The court ruled that Kinko's had only a duty to not consent to their employee's misconduct (That I can understand). The court stated that Kinko's was not under a duty to provide notary training classes taught exclusively by notaries (Fine, as long as the trainer still understood Illinois notary laws), was under no duty to train its notary employees to keep a notary journal (A notary journal is not required in Illinois), and was not under a duty to teach its notary employees that a photo ID was required (At the time, Illinois notaries were not required to check photo ID.  They are now).

And here's a black eye to the National Notary Association (NNA). Vancura also argued that the Kinko’s training didn't meet the standard set by the Model Notary Act, an act that, from my understanding, is basically an NNA creation.  Vancura argued that Kinko's wasn't just obligated to make sure the notary followed Illinois law, but that he also followed what was considered common notary practice (which is the basis of the Model Notary Act). Vancura used an expert witness that helped write the Model Notary Act, and speaks and writes for the NNA (he also recently received a lifetime achievement award from the NNA). And the NNA has cited the Vancura decision in lauding the act. Only the Model Notary Act was never adopted by Illinois so the court threw out that argument. Oops.

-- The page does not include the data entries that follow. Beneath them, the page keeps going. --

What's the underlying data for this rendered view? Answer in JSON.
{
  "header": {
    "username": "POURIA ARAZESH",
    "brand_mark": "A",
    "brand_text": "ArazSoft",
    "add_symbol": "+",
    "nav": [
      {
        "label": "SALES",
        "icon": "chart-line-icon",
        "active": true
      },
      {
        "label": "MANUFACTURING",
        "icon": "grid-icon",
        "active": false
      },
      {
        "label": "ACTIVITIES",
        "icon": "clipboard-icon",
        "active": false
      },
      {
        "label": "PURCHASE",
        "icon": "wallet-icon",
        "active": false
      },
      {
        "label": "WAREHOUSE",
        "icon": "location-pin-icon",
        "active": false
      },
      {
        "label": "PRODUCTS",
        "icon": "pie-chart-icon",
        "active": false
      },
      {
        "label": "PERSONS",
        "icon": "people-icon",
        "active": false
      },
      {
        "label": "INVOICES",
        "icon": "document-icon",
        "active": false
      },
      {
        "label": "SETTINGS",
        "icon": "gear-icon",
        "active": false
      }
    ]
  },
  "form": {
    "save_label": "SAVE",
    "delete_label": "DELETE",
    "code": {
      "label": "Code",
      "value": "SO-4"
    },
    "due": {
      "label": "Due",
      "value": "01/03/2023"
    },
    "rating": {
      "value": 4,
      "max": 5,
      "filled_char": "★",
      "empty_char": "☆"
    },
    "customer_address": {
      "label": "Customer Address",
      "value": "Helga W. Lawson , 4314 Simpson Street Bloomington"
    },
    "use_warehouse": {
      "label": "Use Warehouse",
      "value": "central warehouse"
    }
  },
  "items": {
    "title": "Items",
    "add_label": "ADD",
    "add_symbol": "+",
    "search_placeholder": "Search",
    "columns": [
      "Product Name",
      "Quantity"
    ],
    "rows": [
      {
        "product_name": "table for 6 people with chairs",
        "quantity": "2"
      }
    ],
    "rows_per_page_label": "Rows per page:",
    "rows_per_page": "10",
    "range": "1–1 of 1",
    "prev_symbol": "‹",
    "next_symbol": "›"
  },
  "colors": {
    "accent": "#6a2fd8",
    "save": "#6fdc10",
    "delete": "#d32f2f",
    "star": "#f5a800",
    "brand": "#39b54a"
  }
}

There's nothing online yet, but I have a copy of the court decision. If anyone wants it, you can email me at

Monday, October 4, 2010

Robo-signings And The New Mortgage Crisis

Bank of America, GMAC, and J.P. Morgan Chase have temporarily halted foreclosure proceedings in 23 states while they review the possible mishandling of those foreclosures.  The lenders are reviewing procedures involving tens of thousands of foreclosures that were possibly approved by employees of those lenders without actually reading or reviewing those cases.  The practice, known as robo-signing, is under heavy fire from critics.  NBC reports:

Update 10/04/2010 - Old Republic Title Insurance Company stops insuring homes foreclosed by Chase and GMAC until "the objectionable issues have been resolved."  Oh, this is not going to be pretty.